As many archeological Mayan sites in Guatemala, the Mayan city of Yaxha is part of a national park and just like Tikal, visitors have to pay an entrance fee (80 GTQ). However, Yaxha is not as commercialized as Tikal and travelers visiting this national park will feel way closer to nature. Structures have been restored over the years and the jungle fauna and flora has been preserved in a great way. The park has been serving as a refuge for several species of animals and listening the calls of howler monkeys or toucans while wandering inside the jungle became for me at some point very common – still, it never stopped surprising me. For moments I could imagine how it felt for the Spanish conquerors to walk around the Guatemalan jungles and hear all these kinds of exotic animals just meters away.
Inside info: Visitors can stay overnight at Yaxha. Budget huts next to the lakeside are available and there is even an ecological hotel located only 5 minutes away from the ruins. Glamping has become also another option for those you are looking for a more adventurous, but at the same time luxurious experience.
An empire that has not been fully discovered
Yaxhá is not the only archeological site you can visit. For those with bigger interest in Mayan history and adventure, there are more ruins deeper in the jungle and available to the public. The archeological sites of El Mirador, Dos Lagunas, Uaxactun and the southern cities around Petaxbatun area are playgrounds for those who love trekking, camping in the middle of the jungle and exploring places rich in history and culture.
In the bigger picture, we just know a little bit about the Mayans and many archeological sites are still unexplored by archeologists. However, there is an important recognition about the significance of these sites in history and the Guatemalan government is taking proper care of it.
Visiting Yaxhá means getting lost in between more than 500 archeological structures, including clusters with pyramidal temples, astronomical observatories and abandoned complexes. Yet, the Yaxhá National Park as well Tikal National Park are just the tip of the iceberg and a visit to Petén can be as adventurous, individual and exciting as you want it to be.
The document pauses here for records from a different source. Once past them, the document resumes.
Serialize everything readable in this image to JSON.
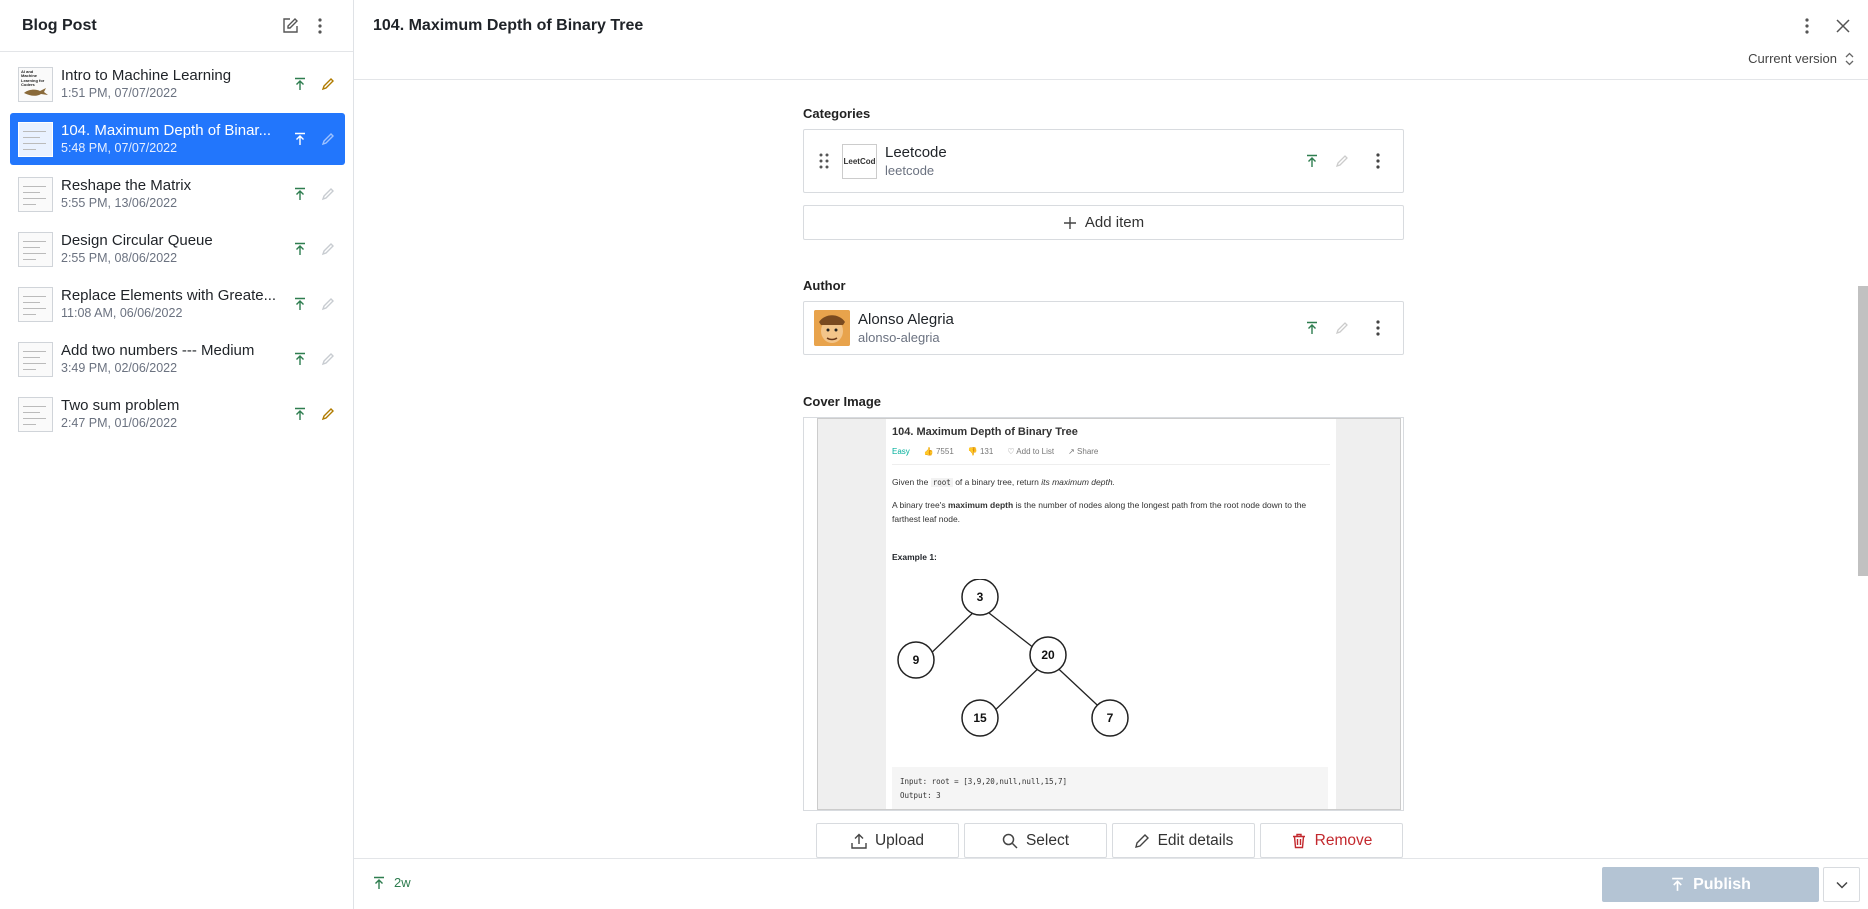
{
  "sidebar": {
    "title": "Blog Post",
    "items": [
      {
        "title": "Intro to Machine Learning",
        "date": "1:51 PM, 07/07/2022",
        "edit_active": true
      },
      {
        "title": "104. Maximum Depth of Binar...",
        "date": "5:48 PM, 07/07/2022",
        "edit_active": false
      },
      {
        "title": "Reshape the Matrix",
        "date": "5:55 PM, 13/06/2022",
        "edit_active": false
      },
      {
        "title": "Design Circular Queue",
        "date": "2:55 PM, 08/06/2022",
        "edit_active": false
      },
      {
        "title": "Replace Elements with Greate...",
        "date": "11:08 AM, 06/06/2022",
        "edit_active": false
      },
      {
        "title": "Add two numbers --- Medium",
        "date": "3:49 PM, 02/06/2022",
        "edit_active": false
      },
      {
        "title": "Two sum problem",
        "date": "2:47 PM, 01/06/2022",
        "edit_active": true
      }
    ],
    "thumb_text": "AI and Machine Learning for Coders"
  },
  "main": {
    "title": "104. Maximum Depth of Binary Tree",
    "version_label": "Current version"
  },
  "categories": {
    "label": "Categories",
    "item": {
      "title": "Leetcode",
      "slug": "leetcode",
      "thumb_text": "LeetCod"
    },
    "add_label": "Add item"
  },
  "author": {
    "label": "Author",
    "name": "Alonso Alegria",
    "slug": "alonso-alegria"
  },
  "cover": {
    "label": "Cover Image",
    "image": {
      "title": "104. Maximum Depth of Binary Tree",
      "difficulty": "Easy",
      "likes": "7551",
      "dislikes": "131",
      "add_to_list": "Add to List",
      "share": "Share",
      "p1_a": "Given the",
      "p1_code": "root",
      "p1_b": "of a binary tree, return",
      "p1_em": "its maximum depth.",
      "p2_a": "A binary tree's",
      "p2_b": "maximum depth",
      "p2_c": "is the number of nodes along the longest path from the root node down to the farthest leaf node.",
      "example": "Example 1:",
      "nodes": [
        "3",
        "9",
        "20",
        "15",
        "7"
      ],
      "input_line": "Input: root = [3,9,20,null,null,15,7]",
      "output_line": "Output: 3"
    },
    "buttons": {
      "upload": "Upload",
      "select": "Select",
      "edit": "Edit details",
      "remove": "Remove"
    }
  },
  "footer": {
    "sync_label": "2w",
    "publish_label": "Publish"
  },
  "colors": {
    "accent": "#2276fc",
    "published": "#2e7d4f",
    "danger": "#c3292e",
    "publish_disabled": "#b4c4d4"
  }
}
Yaxha took me around two hours to walk around and unfortunately, I had to go. Still, if I had the chance to go back there, I would simply find a spot for myself, sit down for some hours, close my eyes and hear the harmonious sounds of the jungle in its purest form.
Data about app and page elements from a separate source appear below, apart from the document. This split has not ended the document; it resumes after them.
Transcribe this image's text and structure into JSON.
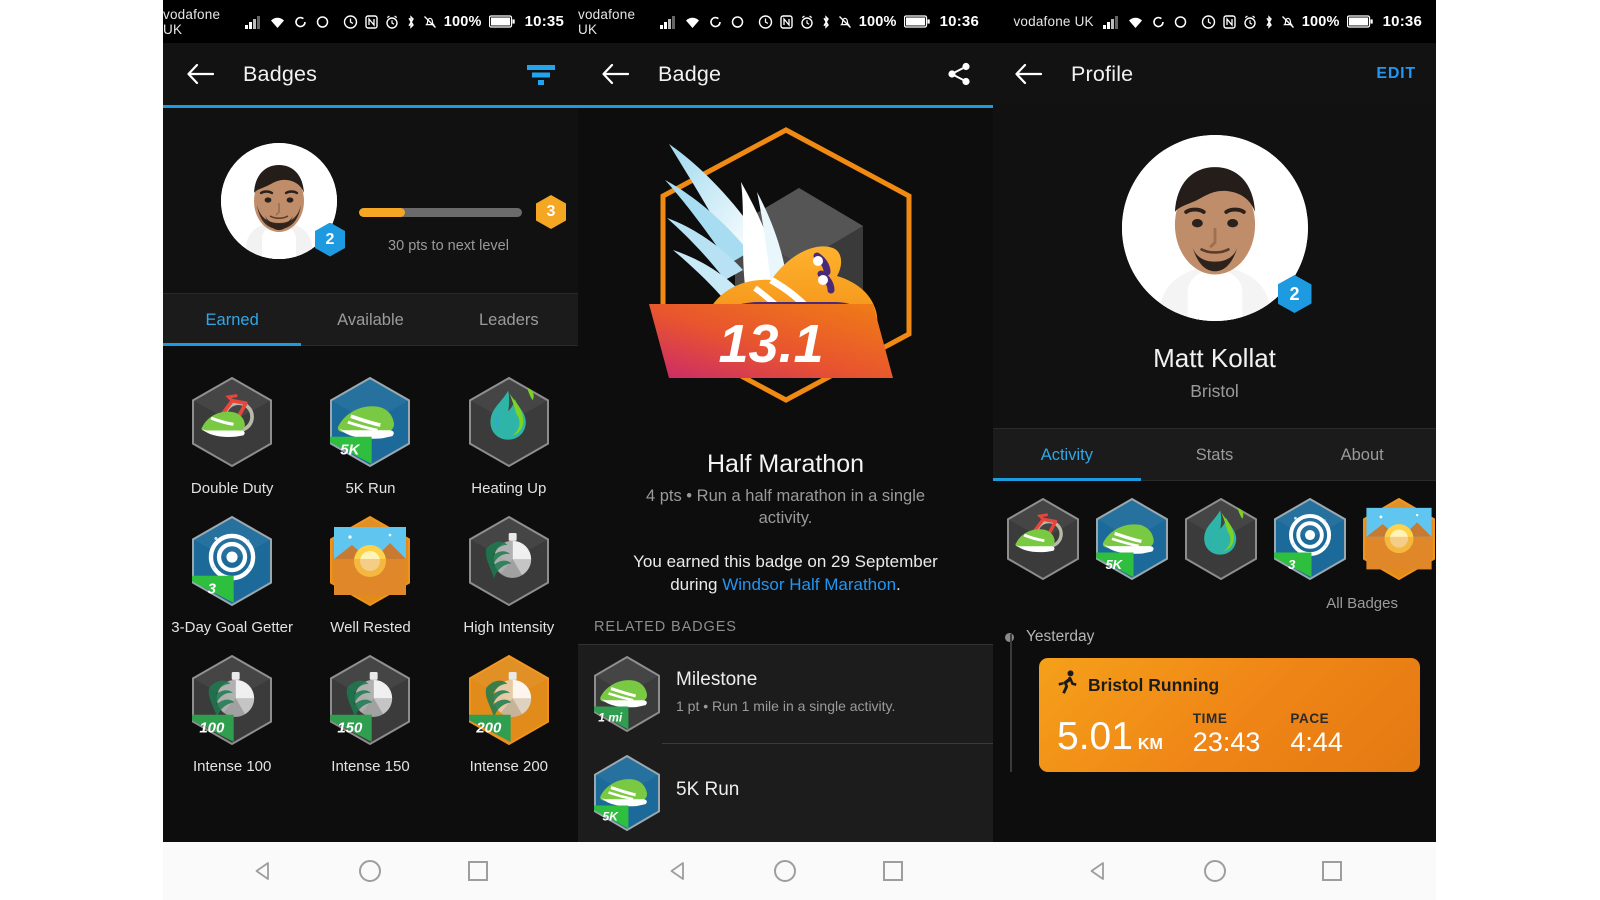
{
  "status_bar": {
    "carrier": "vodafone UK",
    "battery": "100%",
    "time_left": "10:35",
    "time_center": "10:36",
    "time_right": "10:36",
    "icons": [
      "signal-icon",
      "wifi-icon",
      "sync-icon",
      "circle-icon",
      "do-not-disturb-icon",
      "nfc-icon",
      "alarm-icon",
      "bluetooth-icon",
      "mute-icon",
      "battery-icon"
    ]
  },
  "accent_colors": {
    "blue": "#1e9ae0",
    "orange": "#f5a623",
    "link": "#2196f3"
  },
  "badges_screen": {
    "title": "Badges",
    "filter_icon": "filter-icon",
    "back_icon": "back-arrow-icon",
    "level_current": "2",
    "level_next": "3",
    "progress_caption": "30 pts to next level",
    "progress_percent": 28,
    "tabs": [
      {
        "label": "Earned",
        "active": true
      },
      {
        "label": "Available",
        "active": false
      },
      {
        "label": "Leaders",
        "active": false
      }
    ],
    "badges": [
      {
        "label": "Double Duty",
        "art": "bike-shoe",
        "ribbon": "",
        "frame": "grey"
      },
      {
        "label": "5K Run",
        "art": "shoe",
        "ribbon": "5K",
        "frame": "blue"
      },
      {
        "label": "Heating Up",
        "art": "flame",
        "ribbon": "",
        "frame": "grey"
      },
      {
        "label": "3-Day Goal Getter",
        "art": "target",
        "ribbon": "3",
        "frame": "blue"
      },
      {
        "label": "Well Rested",
        "art": "sunrise",
        "ribbon": "",
        "frame": "orange"
      },
      {
        "label": "High Intensity",
        "art": "stopwatch",
        "ribbon": "",
        "frame": "grey"
      },
      {
        "label": "Intense 100",
        "art": "stopwatch",
        "ribbon": "100",
        "frame": "grey"
      },
      {
        "label": "Intense 150",
        "art": "stopwatch",
        "ribbon": "150",
        "frame": "grey"
      },
      {
        "label": "Intense 200",
        "art": "stopwatch",
        "ribbon": "200",
        "frame": "orange"
      }
    ]
  },
  "badge_detail_screen": {
    "title": "Badge",
    "share_icon": "share-icon",
    "back_icon": "back-arrow-icon",
    "hero_label": "13.1",
    "badge_name": "Half Marathon",
    "badge_points_desc": "4 pts • Run a half marathon in a single activity.",
    "earned_prefix": "You earned this badge on 29 September during ",
    "earned_link": "Windsor Half Marathon",
    "earned_suffix": ".",
    "related_header": "RELATED BADGES",
    "related": [
      {
        "name": "Milestone",
        "desc": "1 pt • Run 1 mile in a single activity.",
        "ribbon": "1 mi",
        "frame": "grey"
      },
      {
        "name": "5K Run",
        "desc": "",
        "ribbon": "5K",
        "frame": "blue"
      }
    ]
  },
  "profile_screen": {
    "title": "Profile",
    "edit_label": "EDIT",
    "back_icon": "back-arrow-icon",
    "user_name": "Matt Kollat",
    "user_city": "Bristol",
    "user_level": "2",
    "tabs": [
      {
        "label": "Activity",
        "active": true
      },
      {
        "label": "Stats",
        "active": false
      },
      {
        "label": "About",
        "active": false
      }
    ],
    "badge_strip": [
      {
        "art": "bike-shoe",
        "ribbon": "",
        "frame": "grey"
      },
      {
        "art": "shoe",
        "ribbon": "5K",
        "frame": "blue"
      },
      {
        "art": "flame",
        "ribbon": "",
        "frame": "grey"
      },
      {
        "art": "target",
        "ribbon": "3",
        "frame": "blue"
      },
      {
        "art": "sunrise",
        "ribbon": "",
        "frame": "orange"
      }
    ],
    "all_badges_label": "All Badges",
    "timeline_day": "Yesterday",
    "activity": {
      "icon": "running-icon",
      "title": "Bristol Running",
      "distance": "5.01",
      "distance_unit": "KM",
      "time_label": "TIME",
      "time_value": "23:43",
      "pace_label": "PACE",
      "pace_value": "4:44"
    }
  },
  "nav_bar": {
    "back_icon": "nav-back-triangle-icon",
    "home_icon": "nav-home-circle-icon",
    "recents_icon": "nav-recents-square-icon"
  }
}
Read more: Exploring the volcano route of Nicaragua
Tips for visiting Yaxha and Tikal
How much is the entrance fee to Tikal and Yaxha?
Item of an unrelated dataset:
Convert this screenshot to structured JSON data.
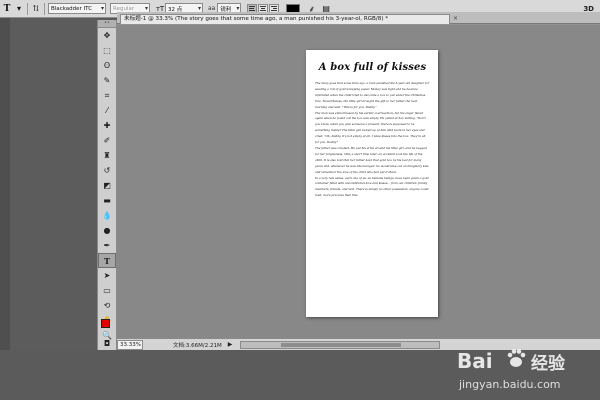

At Tikal National Park the general park entrance fee is Q 150 and tickets can get purchase at the park entrance or several spots in Flores. Guatemalan passport holders pay a lower amount for their general admission.
On the other side the Yaxha National Park entrance fee is Q 80 and tickets can only get purchase at the entrance of the national park.
Take into consideration that most tours won’t include the entrance fee to the park and depending on the company and privacy you want tour prices can change.
Tours to the national parks depart mostly at midday and can be booked in most tour agencies or hostels in Flores.
Which are Tikal and Yaxha opening hours?
The Tikal National Park is open from 6 a.m. to 6 p.m., every day of the week, 365 days a year and Yaxha National Park is open 8 a.m. to 5 p.m. every day.
Travelers can combine Tikal and Yaxha by visiting Tikal for the sunrise and heading right afterwards to Yaxha. There might be some travel companies offering these tours. However, a private tour would probably be more recommended to safe time.
Can I visit Tikal or Yaxha independently?
Yes you can. If you rent your own vehicle in Flores you can simply visit Tikal or Yaxha by yourself. However, the road to Yaxha is not in a good condition and having a 4×4 vehicle is recommended.
The area of Peten is also very safe and you don’t have to worry about security. However, common safety rules are necessary. Avoid driving at night and get an offline map in case your GPS is not working anymore.
If you need more information about the region, which other Mayan cities are available for public or tips where to travel next, visit the official website of Guatemala Tourism.